WHAT YOU ARE ASKED TO DO:
Tally the lines below that contain the word "Shift". Only the total should be given.

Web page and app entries
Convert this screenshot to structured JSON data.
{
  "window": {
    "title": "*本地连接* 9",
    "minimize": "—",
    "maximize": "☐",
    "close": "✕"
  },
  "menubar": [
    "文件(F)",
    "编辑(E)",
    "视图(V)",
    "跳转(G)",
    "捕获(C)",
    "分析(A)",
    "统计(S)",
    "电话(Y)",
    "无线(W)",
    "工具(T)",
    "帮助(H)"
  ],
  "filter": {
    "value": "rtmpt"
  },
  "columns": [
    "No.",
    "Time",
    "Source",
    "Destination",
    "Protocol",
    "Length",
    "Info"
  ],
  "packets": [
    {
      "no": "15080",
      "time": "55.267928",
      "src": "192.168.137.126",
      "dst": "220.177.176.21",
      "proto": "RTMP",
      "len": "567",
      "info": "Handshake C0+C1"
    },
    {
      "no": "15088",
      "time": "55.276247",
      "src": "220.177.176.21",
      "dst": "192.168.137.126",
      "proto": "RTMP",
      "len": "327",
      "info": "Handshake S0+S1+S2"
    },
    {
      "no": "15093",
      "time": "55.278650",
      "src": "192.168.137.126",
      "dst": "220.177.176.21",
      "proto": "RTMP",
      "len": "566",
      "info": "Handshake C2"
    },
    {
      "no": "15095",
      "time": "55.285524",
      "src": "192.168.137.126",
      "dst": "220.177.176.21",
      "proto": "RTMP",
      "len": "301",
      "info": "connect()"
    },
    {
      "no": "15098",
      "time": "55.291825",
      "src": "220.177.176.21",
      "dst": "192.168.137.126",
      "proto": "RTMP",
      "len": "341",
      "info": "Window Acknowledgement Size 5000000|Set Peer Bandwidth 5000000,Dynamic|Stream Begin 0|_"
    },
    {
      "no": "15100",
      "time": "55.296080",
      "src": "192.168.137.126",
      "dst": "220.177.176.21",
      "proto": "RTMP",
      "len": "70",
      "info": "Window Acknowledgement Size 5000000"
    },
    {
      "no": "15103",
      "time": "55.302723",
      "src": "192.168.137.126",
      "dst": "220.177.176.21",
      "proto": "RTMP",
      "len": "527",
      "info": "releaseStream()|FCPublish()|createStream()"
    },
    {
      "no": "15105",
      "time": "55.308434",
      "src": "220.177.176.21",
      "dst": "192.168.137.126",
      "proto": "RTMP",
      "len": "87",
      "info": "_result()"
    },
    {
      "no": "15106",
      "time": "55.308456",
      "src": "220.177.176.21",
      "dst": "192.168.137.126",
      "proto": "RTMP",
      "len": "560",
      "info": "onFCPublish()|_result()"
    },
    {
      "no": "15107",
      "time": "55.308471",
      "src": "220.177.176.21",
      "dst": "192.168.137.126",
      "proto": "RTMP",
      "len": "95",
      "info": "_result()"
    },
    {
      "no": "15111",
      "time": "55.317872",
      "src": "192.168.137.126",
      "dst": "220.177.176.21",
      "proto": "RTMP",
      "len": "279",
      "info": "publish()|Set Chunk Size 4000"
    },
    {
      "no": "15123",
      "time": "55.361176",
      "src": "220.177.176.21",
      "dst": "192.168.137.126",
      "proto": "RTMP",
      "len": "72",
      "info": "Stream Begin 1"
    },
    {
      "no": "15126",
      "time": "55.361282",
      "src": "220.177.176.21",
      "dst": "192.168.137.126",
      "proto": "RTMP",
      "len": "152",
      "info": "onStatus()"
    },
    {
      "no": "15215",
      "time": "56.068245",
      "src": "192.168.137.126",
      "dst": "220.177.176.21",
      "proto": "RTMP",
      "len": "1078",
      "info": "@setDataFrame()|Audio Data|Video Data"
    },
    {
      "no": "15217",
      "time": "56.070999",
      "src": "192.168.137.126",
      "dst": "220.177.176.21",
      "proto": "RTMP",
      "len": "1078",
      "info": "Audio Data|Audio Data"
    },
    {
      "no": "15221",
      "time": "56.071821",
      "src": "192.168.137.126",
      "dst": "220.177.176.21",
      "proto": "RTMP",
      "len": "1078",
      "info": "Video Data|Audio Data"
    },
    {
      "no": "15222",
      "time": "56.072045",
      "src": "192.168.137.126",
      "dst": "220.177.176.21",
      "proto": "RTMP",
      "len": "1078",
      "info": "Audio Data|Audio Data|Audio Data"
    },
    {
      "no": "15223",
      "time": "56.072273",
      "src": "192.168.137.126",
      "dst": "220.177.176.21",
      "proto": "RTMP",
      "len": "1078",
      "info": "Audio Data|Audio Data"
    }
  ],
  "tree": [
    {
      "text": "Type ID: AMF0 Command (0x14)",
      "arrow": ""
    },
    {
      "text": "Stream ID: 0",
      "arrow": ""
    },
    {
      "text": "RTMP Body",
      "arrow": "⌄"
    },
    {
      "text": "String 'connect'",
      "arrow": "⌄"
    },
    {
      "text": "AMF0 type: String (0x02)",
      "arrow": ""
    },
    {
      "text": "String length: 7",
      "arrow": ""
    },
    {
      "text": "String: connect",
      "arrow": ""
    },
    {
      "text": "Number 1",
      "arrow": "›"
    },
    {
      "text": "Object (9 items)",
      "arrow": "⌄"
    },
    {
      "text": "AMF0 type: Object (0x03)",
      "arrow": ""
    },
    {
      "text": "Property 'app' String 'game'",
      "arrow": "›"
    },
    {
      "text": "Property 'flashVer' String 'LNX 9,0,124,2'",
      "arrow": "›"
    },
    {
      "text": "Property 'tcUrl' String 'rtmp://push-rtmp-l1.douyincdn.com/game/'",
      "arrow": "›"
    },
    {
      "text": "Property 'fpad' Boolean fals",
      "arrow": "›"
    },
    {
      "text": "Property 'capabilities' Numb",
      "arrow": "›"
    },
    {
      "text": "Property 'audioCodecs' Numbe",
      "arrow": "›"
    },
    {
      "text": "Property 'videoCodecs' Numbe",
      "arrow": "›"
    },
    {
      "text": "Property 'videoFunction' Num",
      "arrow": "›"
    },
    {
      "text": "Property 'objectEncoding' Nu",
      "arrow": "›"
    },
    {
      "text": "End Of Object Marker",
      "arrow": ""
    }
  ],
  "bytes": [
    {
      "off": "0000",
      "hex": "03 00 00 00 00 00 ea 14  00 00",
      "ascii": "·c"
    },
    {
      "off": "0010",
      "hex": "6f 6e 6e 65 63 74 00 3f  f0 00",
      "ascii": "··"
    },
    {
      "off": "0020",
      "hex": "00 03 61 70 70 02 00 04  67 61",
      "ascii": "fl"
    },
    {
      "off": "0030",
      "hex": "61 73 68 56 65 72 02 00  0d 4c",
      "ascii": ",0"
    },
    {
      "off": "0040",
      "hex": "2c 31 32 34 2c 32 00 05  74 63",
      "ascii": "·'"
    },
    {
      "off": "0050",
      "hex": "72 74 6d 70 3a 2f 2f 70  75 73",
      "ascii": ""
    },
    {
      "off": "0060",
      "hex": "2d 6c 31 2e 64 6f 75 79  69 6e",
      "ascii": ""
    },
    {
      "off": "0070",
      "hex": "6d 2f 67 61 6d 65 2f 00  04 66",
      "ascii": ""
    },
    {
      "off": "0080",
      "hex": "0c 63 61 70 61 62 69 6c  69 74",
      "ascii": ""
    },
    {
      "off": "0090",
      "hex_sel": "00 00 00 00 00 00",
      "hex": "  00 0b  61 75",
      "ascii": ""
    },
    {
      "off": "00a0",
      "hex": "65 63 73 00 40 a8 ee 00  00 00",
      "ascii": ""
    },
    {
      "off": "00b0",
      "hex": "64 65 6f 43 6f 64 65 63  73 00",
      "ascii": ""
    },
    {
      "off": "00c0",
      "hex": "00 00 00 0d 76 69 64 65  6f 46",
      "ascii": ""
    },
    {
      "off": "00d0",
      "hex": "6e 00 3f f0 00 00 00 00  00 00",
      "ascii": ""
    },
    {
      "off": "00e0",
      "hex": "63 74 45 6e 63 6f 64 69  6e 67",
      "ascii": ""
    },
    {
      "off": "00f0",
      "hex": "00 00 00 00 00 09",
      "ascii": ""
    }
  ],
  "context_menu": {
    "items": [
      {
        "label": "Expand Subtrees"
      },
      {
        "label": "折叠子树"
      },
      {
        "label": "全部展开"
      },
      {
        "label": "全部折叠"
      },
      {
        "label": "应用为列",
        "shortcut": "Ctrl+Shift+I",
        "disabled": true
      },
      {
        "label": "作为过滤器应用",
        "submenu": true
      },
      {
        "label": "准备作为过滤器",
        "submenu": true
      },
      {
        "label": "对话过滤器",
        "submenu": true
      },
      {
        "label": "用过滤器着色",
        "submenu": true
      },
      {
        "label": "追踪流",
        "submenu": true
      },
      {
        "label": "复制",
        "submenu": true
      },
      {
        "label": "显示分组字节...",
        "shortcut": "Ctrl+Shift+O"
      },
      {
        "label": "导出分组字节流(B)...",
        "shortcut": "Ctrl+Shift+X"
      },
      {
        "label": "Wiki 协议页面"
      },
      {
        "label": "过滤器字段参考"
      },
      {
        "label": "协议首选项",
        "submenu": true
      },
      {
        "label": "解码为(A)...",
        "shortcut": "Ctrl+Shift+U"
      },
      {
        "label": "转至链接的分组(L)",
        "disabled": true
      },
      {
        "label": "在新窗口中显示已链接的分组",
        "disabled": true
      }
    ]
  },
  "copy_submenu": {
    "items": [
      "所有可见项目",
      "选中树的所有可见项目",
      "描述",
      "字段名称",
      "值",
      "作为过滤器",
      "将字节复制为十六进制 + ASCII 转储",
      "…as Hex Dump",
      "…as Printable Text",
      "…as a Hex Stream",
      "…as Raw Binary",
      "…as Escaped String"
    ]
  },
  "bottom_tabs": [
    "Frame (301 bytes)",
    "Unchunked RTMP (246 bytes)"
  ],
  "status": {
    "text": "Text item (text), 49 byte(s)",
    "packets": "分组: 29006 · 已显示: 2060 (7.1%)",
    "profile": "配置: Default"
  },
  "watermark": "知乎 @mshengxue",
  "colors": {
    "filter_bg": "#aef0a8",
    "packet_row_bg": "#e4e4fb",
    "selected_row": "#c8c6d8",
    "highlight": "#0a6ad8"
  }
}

RESULT OF THE TASK:
4